After reading Levinson on *one* as itself perhaps a proper name, we might return to Wallace Stevens, with his own caressed and salvaged vocabularies, his ceaseless inquiry into “naming functions.” In “The Man on the Dump,” Stevens offers a degraded series, emptied postromantic contents:

The dump is fullOf images. Days pass like papers from a press.The bouquets come here in the papers. So the sun,And so the moon, both come, and the janitor’s poemsOf every day, the wrapper on the can of pears,5The cat in the paper-bag, the corset, the boxFrom Esthonia: the tiger chest, for tea . . .One grows to hate these things except on the dump. (184-5)

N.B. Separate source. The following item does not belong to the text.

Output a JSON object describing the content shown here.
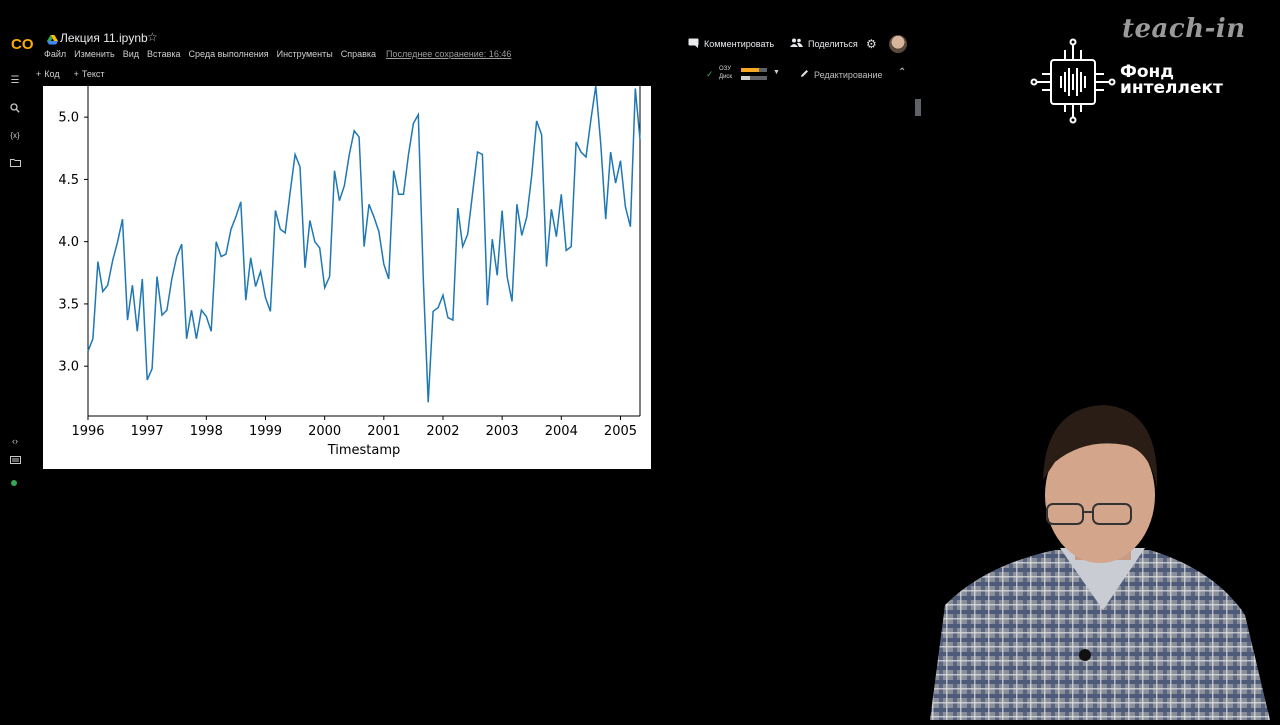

Following Levinson, we should take Stevens’s “One” not as a third-person impersonal pronoun but as a proper name—a number substantialized into a subject: “*One* grows to hate these things except on the dump.”

What is it to work on romanticism? Is it to be One on the Dump?—

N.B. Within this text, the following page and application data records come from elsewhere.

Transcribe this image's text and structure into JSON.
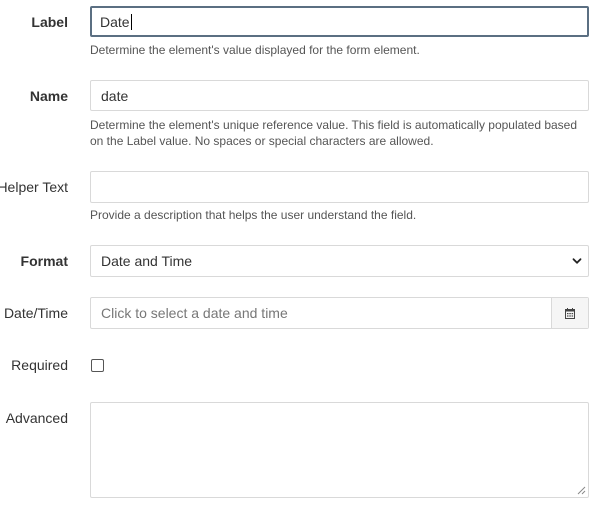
{
  "form": {
    "label": {
      "label": "Label",
      "value": "Date",
      "help": "Determine the element's value displayed for the form element."
    },
    "name": {
      "label": "Name",
      "value": "date",
      "help_line1": "Determine the element's unique reference value. This field is automatically populated based",
      "help_line2": "on the Label value. No spaces or special characters are allowed."
    },
    "helper_text": {
      "label": "Helper Text",
      "value": "",
      "help": "Provide a description that helps the user understand the field."
    },
    "format": {
      "label": "Format",
      "selected": "Date and Time"
    },
    "date_time": {
      "label": "Date/Time",
      "placeholder": "Click to select a date and time",
      "addon_icon": "calendar-icon"
    },
    "required": {
      "label": "Required",
      "checked": false
    },
    "advanced": {
      "label": "Advanced",
      "value": ""
    }
  },
  "colors": {
    "focus_border": "#5b6f82",
    "input_border": "#d9d9d9",
    "help_text": "#555555"
  }
}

Is it to sit among mattresses of the dead,Bottles, pots, shoes and grass and murmuraptest eve:Is it to hear the blatter of grackles and sayInvisible priest; is it to eject, to pullThe day to pieces and crystanza my stone?5Where was it one first heard of the truth? The the. (186)

Before the one, the the; before the truth: the the; before the event, the definite article; before the noun, deixis; before the figure, the finger? The the.

### Appendix: Word Clouds

### Works Cited

*England in 1819: The Politics of Literary Culture and the Case of Romantic Historicism*. Chicago: U of Chicago P: 1998. Print.

*Scott’s Shadow: The Novel in Romantic Edinburgh*. Princeton: Princeton UP, 2007. Print.

*American Bandstand*, Dick Clark. February 1970.

*American Bandstand*. Dick Clark, February 1970. http://www.youtube.com/watch?v=i9hQIrsHaS4. Web. 7 November 2012.

*Gertrude Stein: Writings, 1903-1932*. Sel. Catherine R. Stimpson and Harriet Chessman. 1998. New York: Library of America. 313-355. Print.

*Wallace Stevens: Collected Poetry and Prose*. Sel. and with notes by Frank Kermode and Joan Richardson. New York: Poetry and Prose. 1997. 184-6. Print.